Tally up the lines below that include the word "text". Answer with the number alone.

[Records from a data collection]
..............................

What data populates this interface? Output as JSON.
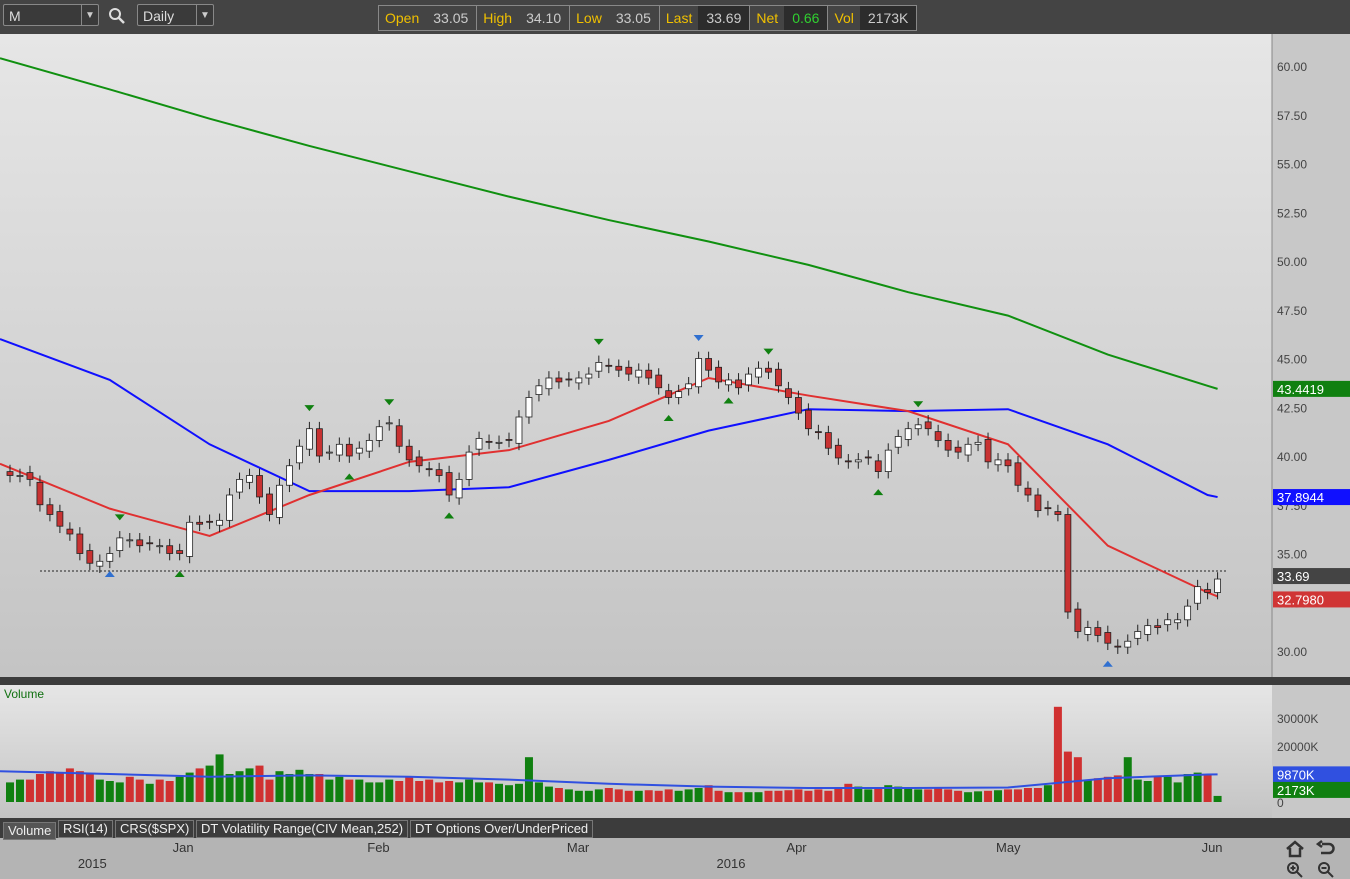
{
  "toolbar": {
    "symbol": "M",
    "interval": "Daily"
  },
  "quote": {
    "open_label": "Open",
    "open": "33.05",
    "high_label": "High",
    "high": "34.10",
    "low_label": "Low",
    "low": "33.05",
    "last_label": "Last",
    "last": "33.69",
    "net_label": "Net",
    "net": "0.66",
    "vol_label": "Vol",
    "vol": "2173K"
  },
  "colors": {
    "sma20": "#e03030",
    "sma50": "#1010ff",
    "sma200": "#109010",
    "up": "#ffffff",
    "down": "#c83232",
    "vol_up": "#108010",
    "vol_down": "#d03030"
  },
  "tabs": [
    "Volume",
    "RSI(14)",
    "CRS($SPX)",
    "DT Volatility Range(CIV Mean,252)",
    "DT Options Over/UnderPriced"
  ],
  "chart_data": {
    "type": "candlestick",
    "ylim": [
      29,
      62
    ],
    "yticks": [
      "60.00",
      "57.50",
      "55.00",
      "52.50",
      "50.00",
      "47.50",
      "45.00",
      "42.50",
      "40.00",
      "37.50",
      "35.00",
      "32.50",
      "30.00"
    ],
    "ytick_values": [
      60,
      57.5,
      55,
      52.5,
      50,
      47.5,
      45,
      42.5,
      40,
      37.5,
      35,
      32.5,
      30
    ],
    "xlabels": [
      {
        "text": "2015",
        "index": 8,
        "row": 2
      },
      {
        "text": "Jan",
        "index": 17.5,
        "row": 1
      },
      {
        "text": "Feb",
        "index": 37,
        "row": 1
      },
      {
        "text": "Mar",
        "index": 57,
        "row": 1
      },
      {
        "text": "2016",
        "index": 72,
        "row": 2
      },
      {
        "text": "Apr",
        "index": 79,
        "row": 1
      },
      {
        "text": "May",
        "index": 100,
        "row": 1
      },
      {
        "text": "Jun",
        "index": 120.6,
        "row": 1
      }
    ],
    "close": [
      39.0,
      39.0,
      38.8,
      37.5,
      37.0,
      36.4,
      36.0,
      35.0,
      34.5,
      34.6,
      35.0,
      35.8,
      35.7,
      35.4,
      35.5,
      35.4,
      35.0,
      35.0,
      36.6,
      36.5,
      36.6,
      36.7,
      38.0,
      38.8,
      39.0,
      37.9,
      37.0,
      38.5,
      39.5,
      40.5,
      41.4,
      40.0,
      40.2,
      40.6,
      40.0,
      40.4,
      40.8,
      41.5,
      41.7,
      40.5,
      39.8,
      39.5,
      39.3,
      39.0,
      38.0,
      38.8,
      40.2,
      40.9,
      40.7,
      40.7,
      40.8,
      42.0,
      43.0,
      43.6,
      44.0,
      43.8,
      43.9,
      44.0,
      44.2,
      44.8,
      44.6,
      44.4,
      44.2,
      44.4,
      44.0,
      43.5,
      43.0,
      43.3,
      43.7,
      45.0,
      44.4,
      43.8,
      43.9,
      43.5,
      44.2,
      44.5,
      44.3,
      43.6,
      43.0,
      42.2,
      41.4,
      41.2,
      40.4,
      39.9,
      39.7,
      39.8,
      39.9,
      39.2,
      40.3,
      41.0,
      41.4,
      41.6,
      41.4,
      40.8,
      40.3,
      40.2,
      40.6,
      40.7,
      39.7,
      39.8,
      39.5,
      38.5,
      38.0,
      37.2,
      37.3,
      37.0,
      32.0,
      31.0,
      31.2,
      30.8,
      30.4,
      30.2,
      30.5,
      31.0,
      31.3,
      31.2,
      31.6,
      31.6,
      32.3,
      33.3,
      33.0,
      33.69
    ],
    "reference_line": 34.1,
    "series": [
      {
        "name": "SMA200",
        "sample_every": 10,
        "values": [
          60.4,
          58.8,
          57.3,
          55.9,
          54.6,
          53.3,
          52.1,
          51.0,
          49.8,
          48.4,
          47.2,
          45.2,
          43.6,
          43.4419
        ],
        "label": "43.4419"
      },
      {
        "name": "SMA50",
        "sample_every": 10,
        "values": [
          46.0,
          43.9,
          40.6,
          38.2,
          38.2,
          38.4,
          39.8,
          41.3,
          42.4,
          42.3,
          42.4,
          40.6,
          38.0,
          37.8944
        ],
        "label": "37.8944"
      },
      {
        "name": "SMA20",
        "sample_every": 10,
        "values": [
          39.6,
          37.3,
          35.9,
          38.0,
          39.7,
          40.3,
          41.8,
          44.0,
          43.1,
          42.3,
          40.6,
          35.4,
          33.0,
          32.798
        ],
        "label": "32.7980"
      }
    ],
    "last_label": "33.69",
    "markers": [
      {
        "index": 11,
        "type": "top"
      },
      {
        "index": 30,
        "type": "top"
      },
      {
        "index": 38,
        "type": "top"
      },
      {
        "index": 59,
        "type": "top"
      },
      {
        "index": 69,
        "type": "top-blue"
      },
      {
        "index": 76,
        "type": "top"
      },
      {
        "index": 91,
        "type": "top"
      },
      {
        "index": 10,
        "type": "bottom-blue"
      },
      {
        "index": 17,
        "type": "bottom"
      },
      {
        "index": 34,
        "type": "bottom"
      },
      {
        "index": 44,
        "type": "bottom"
      },
      {
        "index": 66,
        "type": "bottom"
      },
      {
        "index": 72,
        "type": "bottom"
      },
      {
        "index": 87,
        "type": "bottom"
      },
      {
        "index": 110,
        "type": "bottom-blue"
      }
    ],
    "volume": {
      "title": "Volume",
      "ylim": [
        0,
        36000
      ],
      "yticks": [
        "30000K",
        "20000K",
        "10000K",
        "0"
      ],
      "ytick_values": [
        30000,
        20000,
        10000,
        0
      ],
      "values": [
        7000,
        8000,
        8000,
        10000,
        11000,
        10500,
        12000,
        11000,
        10000,
        8000,
        7500,
        7000,
        9000,
        8000,
        6500,
        8000,
        7500,
        9000,
        10500,
        12000,
        13000,
        17000,
        10000,
        11000,
        12000,
        13000,
        8000,
        11000,
        10000,
        11500,
        10000,
        10000,
        8000,
        9000,
        8000,
        8000,
        7000,
        7000,
        8000,
        7500,
        9000,
        7500,
        8000,
        7000,
        7500,
        7000,
        8000,
        7000,
        7000,
        6500,
        6000,
        6500,
        16000,
        7000,
        5500,
        5000,
        4500,
        4000,
        4000,
        4500,
        5000,
        4500,
        4000,
        4000,
        4200,
        4000,
        4500,
        4000,
        4500,
        5000,
        6000,
        4000,
        3500,
        3500,
        3500,
        3500,
        4000,
        4000,
        4200,
        4500,
        4000,
        4500,
        4000,
        5000,
        6500,
        5500,
        4500,
        5000,
        6000,
        5500,
        5000,
        4500,
        4500,
        4800,
        4500,
        4000,
        3500,
        3800,
        4000,
        4200,
        4500,
        4500,
        5000,
        5000,
        6000,
        34000,
        18000,
        16000,
        8000,
        8500,
        9000,
        9500,
        16000,
        8000,
        7500,
        9000,
        9000,
        7000,
        10000,
        10500,
        10000,
        2173
      ],
      "avg": {
        "sample_every": 10,
        "values": [
          11000,
          10000,
          9000,
          9500,
          9000,
          8000,
          6500,
          5500,
          5000,
          5000,
          5200,
          8500,
          9800,
          9870
        ]
      },
      "avg_label": "9870K",
      "last_label": "2173K"
    }
  }
}
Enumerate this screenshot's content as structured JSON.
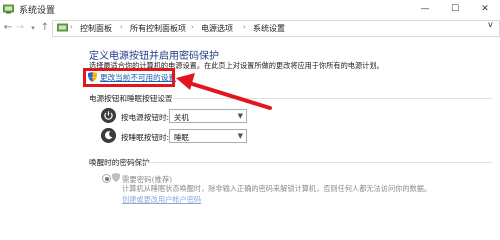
{
  "window": {
    "title": "系统设置",
    "minimize": "—",
    "maximize": "☐",
    "close": "✕"
  },
  "address": {
    "back": "←",
    "forward": "→",
    "dropdown": "▾",
    "up": "↑",
    "separator": "›",
    "breadcrumbs": [
      "控制面板",
      "所有控制面板项",
      "电源选项",
      "系统设置"
    ],
    "search_partial": "v"
  },
  "main": {
    "heading": "定义电源按钮并启用密码保护",
    "description": "选择最适合你的计算机的电源设置。在此页上对设置所做的更改将应用于你所有的电源计划。",
    "change_link": "更改当前不可用的设置",
    "power_section_title": "电源按钮和睡眠按钮设置",
    "power_button": {
      "label": "按电源按钮时:",
      "value": "关机"
    },
    "sleep_button": {
      "label": "按睡眠按钮时:",
      "value": "睡眠"
    },
    "password_section_title": "唤醒时的密码保护",
    "password_option": "需要密码(推荐)",
    "password_desc": "计算机从睡眠状态唤醒时，除非输入正确的密码来解锁计算机，否则任何人都无法访问你的数据。",
    "account_link": "创建或更改用户帐户密码"
  },
  "colors": {
    "annotation": "#e3161e",
    "link": "#1a5fb4",
    "heading": "#1f3c88"
  }
}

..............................

* [Expected output]: 8